▶ [Work task]:
Your task is to repeat each record verbatim, exactly as it was written.
· · · ·
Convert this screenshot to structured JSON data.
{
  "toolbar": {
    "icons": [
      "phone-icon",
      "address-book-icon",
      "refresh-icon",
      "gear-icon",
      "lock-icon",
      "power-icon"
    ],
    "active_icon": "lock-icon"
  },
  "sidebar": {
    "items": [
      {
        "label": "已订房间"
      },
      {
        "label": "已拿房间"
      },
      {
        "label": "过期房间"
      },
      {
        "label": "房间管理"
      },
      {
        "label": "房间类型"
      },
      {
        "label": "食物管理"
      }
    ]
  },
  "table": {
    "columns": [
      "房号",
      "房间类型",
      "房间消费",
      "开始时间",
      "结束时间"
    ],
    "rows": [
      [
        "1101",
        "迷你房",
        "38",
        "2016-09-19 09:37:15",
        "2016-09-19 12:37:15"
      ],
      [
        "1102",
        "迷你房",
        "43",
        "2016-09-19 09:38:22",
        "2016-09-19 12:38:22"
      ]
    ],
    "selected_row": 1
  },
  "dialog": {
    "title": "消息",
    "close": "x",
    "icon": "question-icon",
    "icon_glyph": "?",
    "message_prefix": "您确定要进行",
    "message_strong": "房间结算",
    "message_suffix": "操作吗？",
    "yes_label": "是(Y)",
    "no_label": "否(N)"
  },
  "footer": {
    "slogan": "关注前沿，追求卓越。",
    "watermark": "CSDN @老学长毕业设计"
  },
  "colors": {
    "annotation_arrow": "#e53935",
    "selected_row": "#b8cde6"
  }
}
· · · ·
▶ [Result]:
Convert this screenshot to structured JSON data.
{
  "toolbar": {
    "icons": [
      "phone-icon",
      "address-book-icon",
      "refresh-icon",
      "gear-icon",
      "lock-icon",
      "power-icon"
    ],
    "active_icon": "lock-icon"
  },
  "sidebar": {
    "items": [
      {
        "label": "已订房间"
      },
      {
        "label": "已拿房间"
      },
      {
        "label": "过期房间"
      },
      {
        "label": "房间管理"
      },
      {
        "label": "房间类型"
      },
      {
        "label": "食物管理"
      }
    ]
  },
  "table": {
    "columns": [
      "房号",
      "房间类型",
      "房间消费",
      "开始时间",
      "结束时间"
    ],
    "rows": [
      [
        "1101",
        "迷你房",
        "38",
        "2016-09-19 09:37:15",
        "2016-09-19 12:37:15"
      ],
      [
        "1102",
        "迷你房",
        "43",
        "2016-09-19 09:38:22",
        "2016-09-19 12:38:22"
      ]
    ],
    "selected_row": 1
  },
  "dialog": {
    "title": "消息",
    "close": "x",
    "icon": "question-icon",
    "icon_glyph": "?",
    "message_prefix": "您确定要进行",
    "message_strong": "房间结算",
    "message_suffix": "操作吗？",
    "yes_label": "是(Y)",
    "no_label": "否(N)"
  },
  "footer": {
    "slogan": "关注前沿，追求卓越。",
    "watermark": "CSDN @老学长毕业设计"
  },
  "colors": {
    "annotation_arrow": "#e53935",
    "selected_row": "#b8cde6"
  }
}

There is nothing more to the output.